Maurice Basque and Linden MacIntyre
Friday, April 23, 2010
Well, I survived my 11th Soirée Frye and despite the public humiliation, I am relatively unscathed. My co-host Mario Thériault was up to his regular tricks of pointing out just what an uptight, snobby upper Canadian I am! It was just so nice to have all the students there, basking in the glory of winning the Frye Writing Contest, and for them to rub shoulders with all the invited authors. One student from Fredericton High School (Stéfanie Violette) who won second place in the short story category planned to stick around town, taking in some workshops and readings today. We try to match members of the community with the authors, finding just the right fit, and I know that some terrific friendships were formed last night between authors and their escorts.
This morning began in the best way possible: driving Linden MacIntyre to CBC’s Information Morning. What a wonderful man. He is very impressed with the Frye Festival and believes that we need to do a much better job of selling the rest of the country on our unique spin on a literary festival, so of course I’ve been thinking about that all day! Getting some substantial and meaningful national coverage will be a major goal for us for 2011. After driving Linden and then Nino Ricci (I got them some Tim Horton’s coffee on the way since the coffee machine with the Coffee Mate (yes, this still exists!) was just too terrible!) I ferried them back to the hotel for school visits and picked-up Noah Richler. What professionals. Each one of them was in the lobby at the precise time with a smile on his face. Local children’s author Jennifer McGrath-Kent joined me to discuss KidsFest, finishing up the day of “Frye-Day” programming for Information Morning.
When I was leaving CBC (for the last time!) I ran into Dominic Langlois, one of the featured authors from “Prelude: Emerging New Brunswick Authors” and he took the time to tell me how much he had enjoyed the experience and how thrilled he had been to participate.
I then returned home to download some video footage, and in the process destroyed my son’s video camera, so after a few hours of messing around with that, I bit the bullet and bought a new camera – I just couldn’t bear to lose the footage from the last couple of days and I really wanted to capture the events today, since I do believe that “showing” people what the Festival is all about will be much more effective than “telling”. (Our Youtube channel on our site should be filled with footage very soon.)
The noon-time roundtable was interesting, but perhaps a bit too esoteric for the high school students in the crowd. I do believe that we will need to be a bit more careful in ensuring that we have subjects that high school students will be interested in for this Friday roundtable, since this seems to be one event that schools enjoy sending students to.
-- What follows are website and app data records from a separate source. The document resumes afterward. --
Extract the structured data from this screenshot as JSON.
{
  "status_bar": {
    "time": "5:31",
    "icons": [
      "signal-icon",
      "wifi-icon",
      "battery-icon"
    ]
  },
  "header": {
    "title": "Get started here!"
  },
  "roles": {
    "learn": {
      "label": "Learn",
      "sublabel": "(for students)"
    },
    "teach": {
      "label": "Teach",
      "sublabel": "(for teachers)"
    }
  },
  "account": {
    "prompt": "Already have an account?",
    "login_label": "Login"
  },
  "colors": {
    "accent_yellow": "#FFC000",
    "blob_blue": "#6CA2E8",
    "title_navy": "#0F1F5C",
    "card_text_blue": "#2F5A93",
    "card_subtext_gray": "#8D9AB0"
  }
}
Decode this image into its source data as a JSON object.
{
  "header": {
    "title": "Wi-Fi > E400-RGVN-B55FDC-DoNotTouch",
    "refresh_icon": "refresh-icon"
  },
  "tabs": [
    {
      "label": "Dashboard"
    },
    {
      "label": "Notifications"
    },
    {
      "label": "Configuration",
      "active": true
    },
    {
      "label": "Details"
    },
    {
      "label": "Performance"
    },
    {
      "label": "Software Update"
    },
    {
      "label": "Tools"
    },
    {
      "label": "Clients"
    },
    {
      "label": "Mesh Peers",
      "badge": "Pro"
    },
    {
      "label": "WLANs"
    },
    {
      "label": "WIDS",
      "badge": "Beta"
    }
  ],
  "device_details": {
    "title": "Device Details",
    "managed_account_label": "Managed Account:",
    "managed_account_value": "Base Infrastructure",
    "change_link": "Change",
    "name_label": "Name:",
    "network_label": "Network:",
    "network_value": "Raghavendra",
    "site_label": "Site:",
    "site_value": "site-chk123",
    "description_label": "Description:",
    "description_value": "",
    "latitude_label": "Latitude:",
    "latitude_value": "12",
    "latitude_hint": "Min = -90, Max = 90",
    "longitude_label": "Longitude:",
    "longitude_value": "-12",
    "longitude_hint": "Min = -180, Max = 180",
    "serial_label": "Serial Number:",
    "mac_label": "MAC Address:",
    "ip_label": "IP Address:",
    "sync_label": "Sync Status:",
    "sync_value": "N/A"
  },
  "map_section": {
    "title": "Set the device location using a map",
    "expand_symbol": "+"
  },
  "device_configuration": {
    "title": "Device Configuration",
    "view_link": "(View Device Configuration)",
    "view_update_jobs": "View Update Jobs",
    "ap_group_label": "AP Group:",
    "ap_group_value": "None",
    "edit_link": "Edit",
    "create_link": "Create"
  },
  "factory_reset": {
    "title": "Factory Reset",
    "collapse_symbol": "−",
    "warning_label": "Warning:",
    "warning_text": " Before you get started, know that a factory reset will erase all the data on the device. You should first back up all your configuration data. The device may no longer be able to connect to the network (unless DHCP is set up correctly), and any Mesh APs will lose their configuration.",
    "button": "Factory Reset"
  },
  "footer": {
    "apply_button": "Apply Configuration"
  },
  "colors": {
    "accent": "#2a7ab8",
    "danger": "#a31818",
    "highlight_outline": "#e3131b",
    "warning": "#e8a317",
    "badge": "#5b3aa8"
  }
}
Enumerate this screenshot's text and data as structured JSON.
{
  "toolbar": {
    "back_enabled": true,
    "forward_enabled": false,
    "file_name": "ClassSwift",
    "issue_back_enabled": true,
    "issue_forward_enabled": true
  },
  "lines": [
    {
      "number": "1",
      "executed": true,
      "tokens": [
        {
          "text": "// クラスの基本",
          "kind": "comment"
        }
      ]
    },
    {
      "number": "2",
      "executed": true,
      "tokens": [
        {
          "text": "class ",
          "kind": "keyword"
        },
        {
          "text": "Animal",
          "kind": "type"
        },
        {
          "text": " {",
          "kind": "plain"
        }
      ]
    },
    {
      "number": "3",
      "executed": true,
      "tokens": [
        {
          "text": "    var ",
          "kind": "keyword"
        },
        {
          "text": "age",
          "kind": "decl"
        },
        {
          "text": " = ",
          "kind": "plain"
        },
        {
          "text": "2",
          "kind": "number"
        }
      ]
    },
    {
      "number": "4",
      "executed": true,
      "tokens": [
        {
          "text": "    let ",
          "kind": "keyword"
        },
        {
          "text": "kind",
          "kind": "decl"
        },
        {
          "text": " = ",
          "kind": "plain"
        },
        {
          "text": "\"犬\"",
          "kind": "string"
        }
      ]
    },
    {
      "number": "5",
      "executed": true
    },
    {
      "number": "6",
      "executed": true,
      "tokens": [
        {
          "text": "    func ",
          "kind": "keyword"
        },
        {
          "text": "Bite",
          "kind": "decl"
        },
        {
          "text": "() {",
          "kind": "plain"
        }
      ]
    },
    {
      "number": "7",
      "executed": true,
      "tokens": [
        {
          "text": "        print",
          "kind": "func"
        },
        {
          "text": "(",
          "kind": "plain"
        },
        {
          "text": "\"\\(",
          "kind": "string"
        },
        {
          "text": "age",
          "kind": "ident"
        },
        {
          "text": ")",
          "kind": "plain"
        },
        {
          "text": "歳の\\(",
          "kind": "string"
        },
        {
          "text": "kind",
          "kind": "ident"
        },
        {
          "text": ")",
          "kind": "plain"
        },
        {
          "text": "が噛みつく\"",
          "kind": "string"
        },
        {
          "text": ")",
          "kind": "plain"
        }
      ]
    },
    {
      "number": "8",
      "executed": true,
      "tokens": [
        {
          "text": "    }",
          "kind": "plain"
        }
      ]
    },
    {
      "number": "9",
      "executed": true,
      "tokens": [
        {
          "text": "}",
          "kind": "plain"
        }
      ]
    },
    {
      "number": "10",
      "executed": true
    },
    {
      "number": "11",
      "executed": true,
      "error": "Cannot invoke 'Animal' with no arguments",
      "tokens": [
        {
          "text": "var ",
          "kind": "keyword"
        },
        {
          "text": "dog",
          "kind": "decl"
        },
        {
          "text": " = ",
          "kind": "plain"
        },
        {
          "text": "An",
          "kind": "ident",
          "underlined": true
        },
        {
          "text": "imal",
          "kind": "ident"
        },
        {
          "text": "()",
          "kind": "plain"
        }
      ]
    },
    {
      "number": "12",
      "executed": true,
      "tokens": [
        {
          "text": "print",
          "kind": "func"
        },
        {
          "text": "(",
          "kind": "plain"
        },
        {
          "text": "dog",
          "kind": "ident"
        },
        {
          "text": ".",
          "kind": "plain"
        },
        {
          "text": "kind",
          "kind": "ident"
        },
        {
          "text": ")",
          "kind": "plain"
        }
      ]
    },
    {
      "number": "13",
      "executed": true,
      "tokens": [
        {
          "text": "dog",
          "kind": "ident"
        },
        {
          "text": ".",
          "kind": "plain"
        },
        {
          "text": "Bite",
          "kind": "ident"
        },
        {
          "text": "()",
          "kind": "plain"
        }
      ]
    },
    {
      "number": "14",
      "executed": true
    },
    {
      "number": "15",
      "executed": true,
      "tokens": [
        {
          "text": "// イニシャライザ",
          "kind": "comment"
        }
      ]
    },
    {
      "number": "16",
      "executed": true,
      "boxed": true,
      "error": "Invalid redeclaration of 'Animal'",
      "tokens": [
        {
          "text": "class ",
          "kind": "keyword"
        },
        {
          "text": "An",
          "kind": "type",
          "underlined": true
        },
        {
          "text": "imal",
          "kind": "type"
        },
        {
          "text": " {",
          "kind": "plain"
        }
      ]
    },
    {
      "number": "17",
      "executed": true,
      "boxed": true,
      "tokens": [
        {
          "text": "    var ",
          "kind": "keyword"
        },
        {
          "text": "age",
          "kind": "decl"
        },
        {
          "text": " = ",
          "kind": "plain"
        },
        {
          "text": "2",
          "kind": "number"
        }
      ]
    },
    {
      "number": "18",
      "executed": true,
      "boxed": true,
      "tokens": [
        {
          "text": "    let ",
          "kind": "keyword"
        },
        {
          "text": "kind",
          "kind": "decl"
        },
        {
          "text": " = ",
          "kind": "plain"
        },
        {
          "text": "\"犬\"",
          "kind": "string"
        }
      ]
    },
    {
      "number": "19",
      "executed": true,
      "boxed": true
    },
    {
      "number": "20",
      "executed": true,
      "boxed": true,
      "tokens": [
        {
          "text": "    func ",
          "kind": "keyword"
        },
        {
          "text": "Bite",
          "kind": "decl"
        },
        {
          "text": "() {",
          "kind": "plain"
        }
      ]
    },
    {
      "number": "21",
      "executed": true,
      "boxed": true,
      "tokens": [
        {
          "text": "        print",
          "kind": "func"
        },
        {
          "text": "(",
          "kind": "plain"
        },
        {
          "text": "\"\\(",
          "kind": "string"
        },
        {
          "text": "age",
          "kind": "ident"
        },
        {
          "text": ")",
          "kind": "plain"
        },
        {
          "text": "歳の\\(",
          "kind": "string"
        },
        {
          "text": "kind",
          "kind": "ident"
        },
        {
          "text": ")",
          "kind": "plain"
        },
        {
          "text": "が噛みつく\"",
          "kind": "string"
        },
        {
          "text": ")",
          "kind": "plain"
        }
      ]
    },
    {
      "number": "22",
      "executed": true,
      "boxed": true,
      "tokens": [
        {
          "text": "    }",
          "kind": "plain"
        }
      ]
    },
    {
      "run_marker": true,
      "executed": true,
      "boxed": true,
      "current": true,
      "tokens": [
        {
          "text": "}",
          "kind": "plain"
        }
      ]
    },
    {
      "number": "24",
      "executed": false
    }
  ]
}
Back at headquarters, Roxanne Richard, our Assistant Director and the person responsible for all the school visits (and arranging the drivers for all the visits) was starting to breathe a bit easier as the last of the visits were finishing up. Some of the praise from the schools was starting to trickle in, which is always so wonderful. Kathy Prosser, an English teacher at Moncton High wrote of Beth Powning’s visit to her class:
Beth Powning presented to two classes today and at the end of her last presentation she stopped me before I left and said the last group was her favorite group. They were my Canadian Literature 120 students and they all had interesting questions about the writing process, publishing and her life. I could tell that she was really enjoying the chance to talk to such a creative group and, in fact, she noted at the end that she thought many of the students must be writers themselves as she has never had a conversation like it before. She really was inspirational and personable. She was right; many of the students she spoke to are creative writers. It was really a great match.
Thank you again, both of you, for allowing us to share such a magical opportunity. I think it may have changed a few lives today!
There were a few people that hadn’t heard that the “Branding with Integrity” workshop had been cancelled, so I had the opportunity to meet with them and encourage them to attend other Festival events. The beauty of the volcanic ash excuse is that no one seems to be mad by the cancellations and completely understand our predicament.
Linden MacIntyre was absolutely terrific in the Book Club at the Moncton Public Library. Maurice Basque, the Director of Acadian Studies at the Université de Moncton had some insightful questions, but really, you can tell that Linden has made his career out of telling stories. The audience was completely enraptured by him! I heard many positive comments as I left and even got the names of a couple of book lovers who agreed to be interviewed about the Festival.
I missed the visit of some authors to the Boys and Girls Club (and the recent visit by children’s author Jacob Berkowitz to the Magnetic Hill Zoo), but I know that these events went extremely well, as they usually do. Partners like this are always thrilled that we can provide them with an author.
I am sadly missing “Beer and Books” at the moment as I write this, but I do believe my brain is full and I need to save some space for tonight! Suzanne Cyr, our French Programming Chair (Ed Lemond’s Francophone equivalent) is realizing a long-held dream of participating in a national Radio-Canada broadcast of Vous m’en lirez tant live from the Festival.
My fingers are crossed (kind of hard to type!) that Moncton will come out in huge numbers tonight to see Linden MacIntyre, Annabel Lyon, Nino Ricci and Noah Richler…this is historic! Four English Canadian bestsellers on stage at Université de Moncton!